→ **WORK INSTRUCTIONS**:
Work through the records that follow and return each line containing the word "sample".

→ **TASK INPUTS**:
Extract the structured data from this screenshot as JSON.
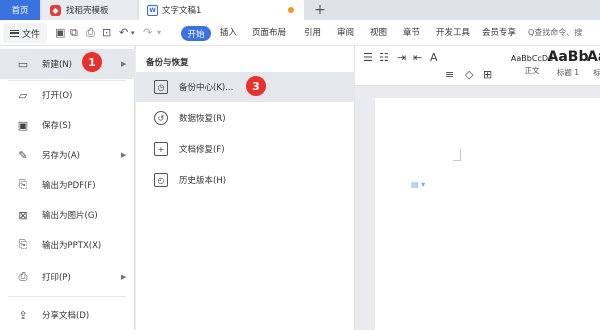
{
  "tabs": {
    "home": "首页",
    "template": "找稻壳模板",
    "document": "文字文稿1",
    "plus": "+"
  },
  "ribbon": {
    "file": "文件",
    "quick_icons": [
      "save-icon",
      "export-icon",
      "print-icon",
      "preview-icon",
      "undo-icon",
      "redo-icon"
    ],
    "start": "开始",
    "menus": [
      "插入",
      "页面布局",
      "引用",
      "审阅",
      "视图",
      "章节",
      "开发工具",
      "会员专享"
    ],
    "search": "Q查找命令、搜"
  },
  "styles": [
    {
      "sample": "AaBbCcDd",
      "label": "正文"
    },
    {
      "sample": "AaBb",
      "label": "标题 1"
    },
    {
      "sample": "Aa",
      "label": "标"
    }
  ],
  "file_menu": {
    "items": [
      {
        "label": "新建(N)",
        "icon": "new-icon",
        "arrow": "▶"
      },
      {
        "label": "打开(O)",
        "icon": "folder-icon",
        "arrow": ""
      },
      {
        "label": "保存(S)",
        "icon": "save-icon",
        "arrow": ""
      },
      {
        "label": "另存为(A)",
        "icon": "save-as-icon",
        "arrow": "▶"
      },
      {
        "label": "输出为PDF(F)",
        "icon": "pdf-icon",
        "arrow": ""
      },
      {
        "label": "输出为图片(G)",
        "icon": "image-icon",
        "arrow": ""
      },
      {
        "label": "输出为PPTX(X)",
        "icon": "pptx-icon",
        "arrow": ""
      },
      {
        "label": "打印(P)",
        "icon": "print-icon",
        "arrow": "▶"
      },
      {
        "label": "分享文档(D)",
        "icon": "share-icon",
        "arrow": ""
      }
    ]
  },
  "submenu": {
    "title": "备份与恢复",
    "items": [
      {
        "label": "备份中心(K)...",
        "icon": "backup-center-icon"
      },
      {
        "label": "数据恢复(R)",
        "icon": "data-recovery-icon"
      },
      {
        "label": "文档修复(F)",
        "icon": "document-repair-icon"
      },
      {
        "label": "历史版本(H)",
        "icon": "history-version-icon"
      }
    ]
  },
  "callouts": {
    "step1": "1",
    "step3": "3"
  },
  "colors": {
    "accent": "#3a73e0",
    "badge": "#e8302c",
    "highlight": "#e4e7ec"
  }
}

→ **ANSWER TO THIS EXERCISE**:
      "sample": "AaBbCcDd",
      "sample": "AaBb",
      "sample": "Aa",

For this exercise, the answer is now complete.